Post Glosses over Deaths Linked to 'Silent Spring' Author

     The book “Silent Spring” set in motion the banning of DDT and needlessly cost millions of lives. The Washington Post chose to mark author Rachel Carson’s 100th birthday by barely mentioning that her actions “have remained controversial.”


     That’s quite an understatement.


     The American Council on Science and Health shows millions of reasons why the banning of DDT was more than just “controversial.” “The results were disastrous: at least 1-2 million people continue to die from malaria each year, 30-60 million or more lives needlessly lost since the ban took effect,” wrote the council’s Todd Seavey in 2002.


     Late last year, the United Nations’ World Health Organization (WHO) finally admitted Carson and her followers had been wrong all along. On September 15, WHO green-lighted indoor use of the pesticide DDT for malaria control in poor nations.


     "We must take a position based on the science and the data," commented Dr. Arata Kochi, director of WHO’s Global Malaria Programme, in the WHO release. “One of the best tools we have against malaria is indoor residual house spraying. Of the dozen insecticides WHO has approved as safe for house spraying, the most effective is DDT.”


     But the May 18 Post story made no mention of the World Health Organization.


     It focused on Carson’s legacy and included seven different voices – five affiliated with her work, one Maryland legislator who criticized it, and Carson herself.
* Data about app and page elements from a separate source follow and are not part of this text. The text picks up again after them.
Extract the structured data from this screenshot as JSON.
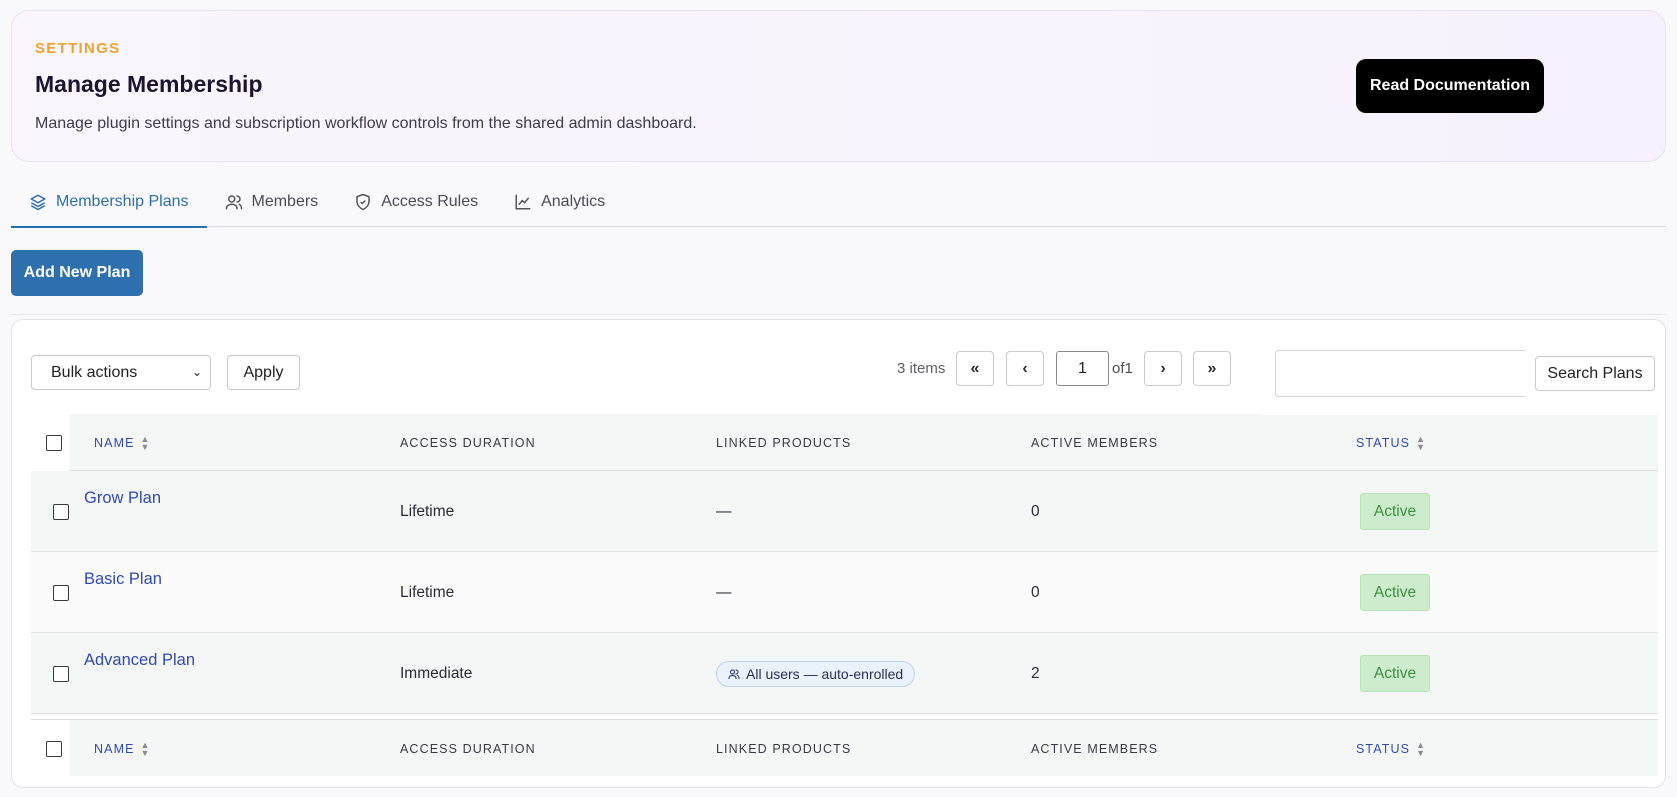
{
  "header": {
    "eyebrow": "SETTINGS",
    "title": "Manage Membership",
    "description": "Manage plugin settings and subscription workflow controls from the shared admin dashboard.",
    "doc_button": "Read Documentation"
  },
  "tabs": [
    {
      "label": "Membership Plans",
      "icon": "layers-icon",
      "active": true
    },
    {
      "label": "Members",
      "icon": "users-icon",
      "active": false
    },
    {
      "label": "Access Rules",
      "icon": "shield-check-icon",
      "active": false
    },
    {
      "label": "Analytics",
      "icon": "line-chart-icon",
      "active": false
    }
  ],
  "add_button": "Add New Plan",
  "toolbar": {
    "bulk_select": "Bulk actions",
    "apply": "Apply",
    "items_count": "3 items",
    "first": "«",
    "prev": "‹",
    "current_page": "1",
    "of_total": "of1",
    "next": "›",
    "last": "»",
    "search_button": "Search Plans"
  },
  "columns": {
    "name": "NAME",
    "access_duration": "ACCESS DURATION",
    "linked_products": "LINKED PRODUCTS",
    "active_members": "ACTIVE MEMBERS",
    "status": "STATUS"
  },
  "rows": [
    {
      "name": "Grow Plan",
      "duration": "Lifetime",
      "linked": "—",
      "members": "0",
      "status": "Active"
    },
    {
      "name": "Basic Plan",
      "duration": "Lifetime",
      "linked": "—",
      "members": "0",
      "status": "Active"
    },
    {
      "name": "Advanced Plan",
      "duration": "Immediate",
      "linked_pill": "All users — auto-enrolled",
      "members": "2",
      "status": "Active"
    }
  ],
  "colors": {
    "accent": "#2e6fad",
    "eyebrow": "#f0a22e",
    "link": "#2f49b8",
    "status_active_bg": "#cceccd",
    "status_active_text": "#3e8f3f"
  }
}
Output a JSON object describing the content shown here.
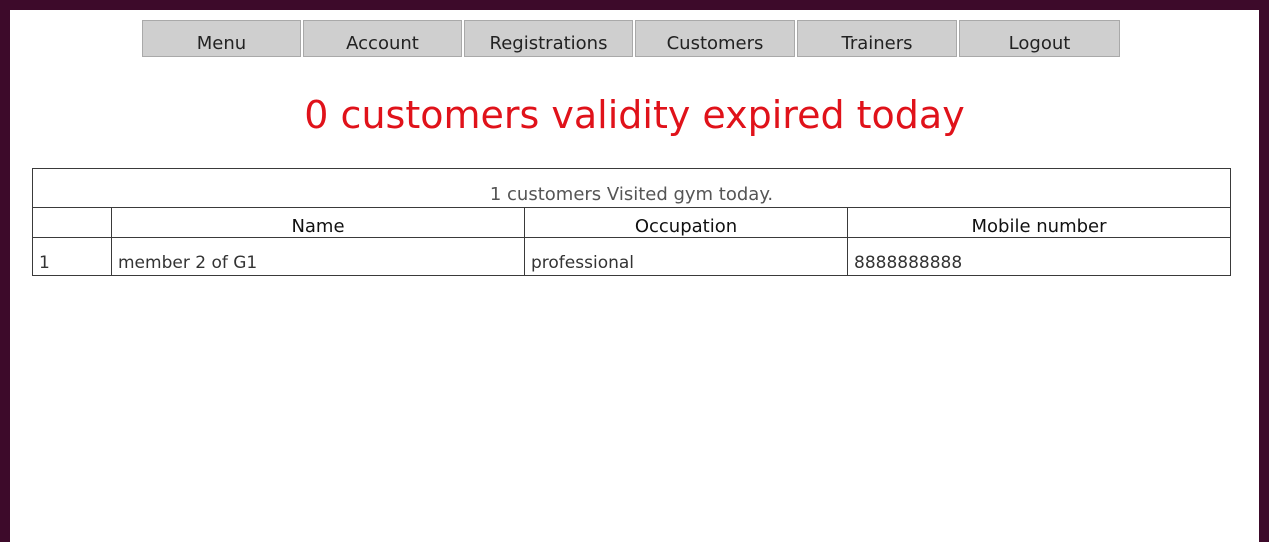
{
  "nav": {
    "items": [
      {
        "label": "Menu"
      },
      {
        "label": "Account"
      },
      {
        "label": "Registrations"
      },
      {
        "label": "Customers"
      },
      {
        "label": "Trainers"
      },
      {
        "label": "Logout"
      }
    ]
  },
  "headline": "0 customers validity expired today",
  "visits_table": {
    "caption": "1 customers Visited gym today.",
    "columns": [
      "",
      "Name",
      "Occupation",
      "Mobile number"
    ],
    "rows": [
      [
        "1",
        "member 2 of G1",
        "professional",
        "8888888888"
      ]
    ]
  },
  "colors": {
    "frame": "#3d0a2a",
    "headline": "#e0121a",
    "nav_button": "#cfcfcf"
  }
}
The article included nearly 1,300 words on this “icon” of the environmental movement. Only 78 words were devoted to a critic – just 6 percent.


     According to the Post’s David A. Fahrenthold, “Carson is still cited as an inspiration across the environmental spectrum, by endangered-species advocates and anti-pesticide groups and researchers concerned about hormone-mimicking pollutants.”


     Her attack on DDT was included as one of her achievements. “Carson's book ‘Silent Spring,’ published in 1962, led to the banning of the pesticide DDT, the launch of modern environmentalism and her enshrinement as a kind of patron saint of nature,” wrote Fahrenthold.


     The story’s one critic wasn’t an international expert or member of the World Health Organization. It was a local Maryland legislator. “This year, during a hearing meant to honor Carson in Annapolis, State Sen. Andrew P. Harris (R-Baltimore County) said her book had helped scare people away from a pesticide that could have saved numerous human lives.”


     At least Harris got it right: “‘In the end, you know, people are dying of malaria that don't need to die’ because of bans on DDT, Harris, a doctor, said in an interview this week.”


     The remaining people quoted in the story included: two authors of books about Carson, though only one was identified as such; the president of the Rachel Carson Council Inc.; a historian who maintains her writings on a Fish and Wildlife Web site, and the executive director of the Rachel Carson Homestead Association.


    Ironically, Mark H. Lytle, a Bard College professor who wrote about Carson, said the book had “an impact on Gore’s audience as well.” According to Lytle, “this,” meaning climate change, is “‘Silent Spring’ all over again.”